_Work to be completed_
Report how many lines in the listing below include the word "added". Write nothing besides the number.
*** Block opens ***
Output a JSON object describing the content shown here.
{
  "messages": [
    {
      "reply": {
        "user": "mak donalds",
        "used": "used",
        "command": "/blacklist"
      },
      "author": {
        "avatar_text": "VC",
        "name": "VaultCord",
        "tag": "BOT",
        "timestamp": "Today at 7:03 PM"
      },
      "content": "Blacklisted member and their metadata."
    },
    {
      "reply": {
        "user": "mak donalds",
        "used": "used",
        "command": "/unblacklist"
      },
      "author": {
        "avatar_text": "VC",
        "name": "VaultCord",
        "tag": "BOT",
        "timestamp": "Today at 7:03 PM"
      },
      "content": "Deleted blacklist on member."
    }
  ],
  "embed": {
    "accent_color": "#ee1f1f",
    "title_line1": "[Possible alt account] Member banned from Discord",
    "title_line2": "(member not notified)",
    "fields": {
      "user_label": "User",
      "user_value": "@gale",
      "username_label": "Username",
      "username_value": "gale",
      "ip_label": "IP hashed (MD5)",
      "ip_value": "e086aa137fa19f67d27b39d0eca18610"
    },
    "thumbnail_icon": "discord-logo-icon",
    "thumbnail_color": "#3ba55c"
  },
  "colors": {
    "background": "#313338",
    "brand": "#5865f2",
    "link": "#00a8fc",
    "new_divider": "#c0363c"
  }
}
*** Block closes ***
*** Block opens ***
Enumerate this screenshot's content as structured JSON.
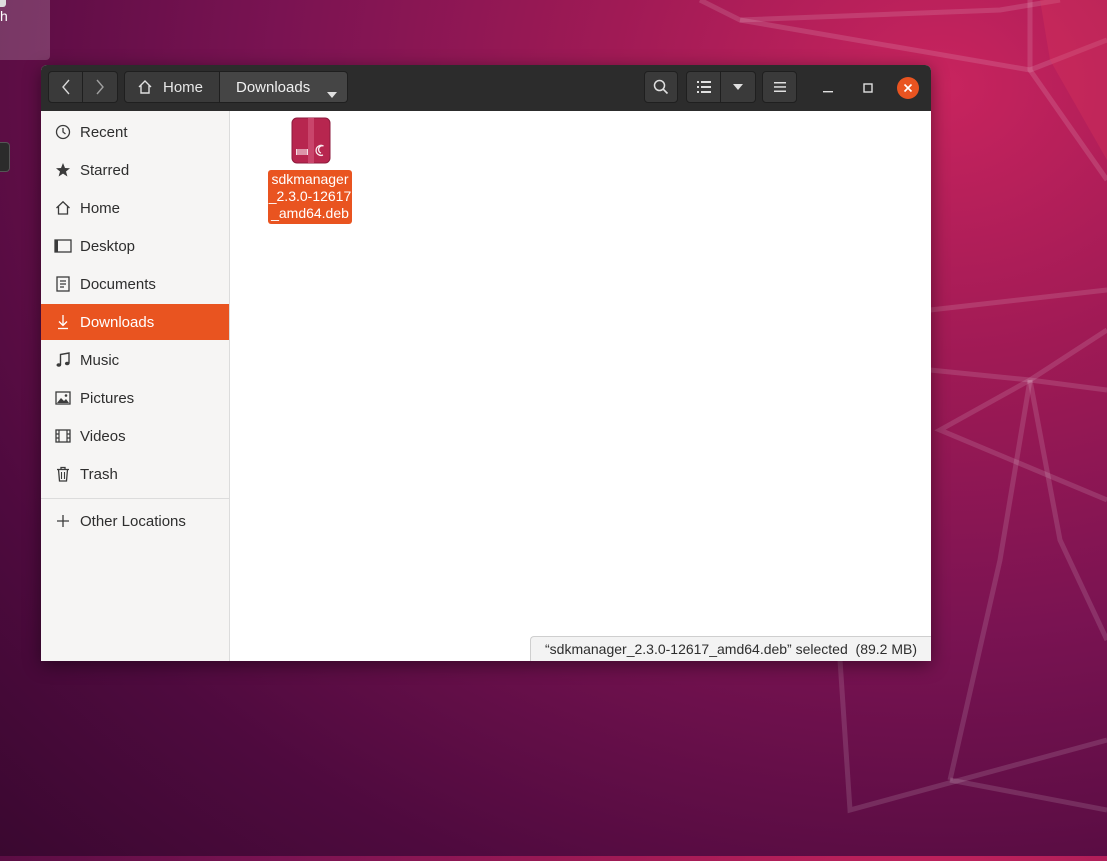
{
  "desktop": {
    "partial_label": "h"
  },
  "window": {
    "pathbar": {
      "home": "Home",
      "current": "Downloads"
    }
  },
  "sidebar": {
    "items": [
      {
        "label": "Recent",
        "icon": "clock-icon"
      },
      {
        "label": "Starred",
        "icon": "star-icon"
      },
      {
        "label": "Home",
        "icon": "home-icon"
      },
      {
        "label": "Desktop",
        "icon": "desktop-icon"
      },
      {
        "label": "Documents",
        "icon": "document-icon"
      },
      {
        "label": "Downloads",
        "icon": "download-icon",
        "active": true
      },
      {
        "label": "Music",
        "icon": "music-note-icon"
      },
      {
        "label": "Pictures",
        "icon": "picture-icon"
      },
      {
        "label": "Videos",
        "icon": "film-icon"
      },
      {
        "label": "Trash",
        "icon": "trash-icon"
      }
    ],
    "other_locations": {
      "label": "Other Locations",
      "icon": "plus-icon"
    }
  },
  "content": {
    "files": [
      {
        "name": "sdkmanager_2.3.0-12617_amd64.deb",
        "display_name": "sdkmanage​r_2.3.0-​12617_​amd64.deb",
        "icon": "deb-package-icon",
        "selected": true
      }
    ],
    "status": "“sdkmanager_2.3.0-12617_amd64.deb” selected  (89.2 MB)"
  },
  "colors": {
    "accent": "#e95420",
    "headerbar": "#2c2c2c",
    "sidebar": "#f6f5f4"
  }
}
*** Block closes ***
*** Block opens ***
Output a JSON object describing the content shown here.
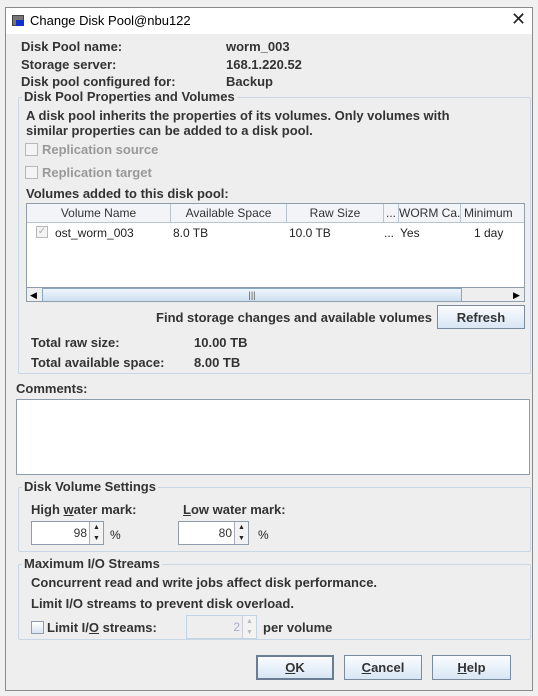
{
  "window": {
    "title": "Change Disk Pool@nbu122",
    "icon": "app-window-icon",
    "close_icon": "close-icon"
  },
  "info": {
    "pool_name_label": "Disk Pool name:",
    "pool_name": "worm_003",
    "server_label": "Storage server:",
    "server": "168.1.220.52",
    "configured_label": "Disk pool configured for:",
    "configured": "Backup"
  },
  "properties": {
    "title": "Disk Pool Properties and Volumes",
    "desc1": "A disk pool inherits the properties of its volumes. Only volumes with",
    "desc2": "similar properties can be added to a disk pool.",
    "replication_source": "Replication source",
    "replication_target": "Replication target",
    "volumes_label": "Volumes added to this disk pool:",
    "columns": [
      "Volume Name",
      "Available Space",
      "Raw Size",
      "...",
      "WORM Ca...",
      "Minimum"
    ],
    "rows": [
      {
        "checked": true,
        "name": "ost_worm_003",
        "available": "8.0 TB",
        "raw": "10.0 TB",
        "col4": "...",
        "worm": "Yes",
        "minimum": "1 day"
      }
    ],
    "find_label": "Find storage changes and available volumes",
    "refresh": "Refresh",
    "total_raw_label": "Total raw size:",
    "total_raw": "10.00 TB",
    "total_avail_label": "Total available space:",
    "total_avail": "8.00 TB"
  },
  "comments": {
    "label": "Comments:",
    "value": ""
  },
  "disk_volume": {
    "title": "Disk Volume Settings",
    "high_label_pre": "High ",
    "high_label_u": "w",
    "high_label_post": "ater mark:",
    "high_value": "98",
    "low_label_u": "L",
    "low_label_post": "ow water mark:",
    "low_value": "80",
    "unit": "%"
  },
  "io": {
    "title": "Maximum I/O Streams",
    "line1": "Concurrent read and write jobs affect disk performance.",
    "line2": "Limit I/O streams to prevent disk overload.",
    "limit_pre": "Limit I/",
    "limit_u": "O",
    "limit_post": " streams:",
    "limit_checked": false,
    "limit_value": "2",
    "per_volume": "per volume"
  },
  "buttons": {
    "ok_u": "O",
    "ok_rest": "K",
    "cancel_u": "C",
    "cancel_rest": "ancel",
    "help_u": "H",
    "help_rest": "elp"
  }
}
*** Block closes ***
_Finished task_
2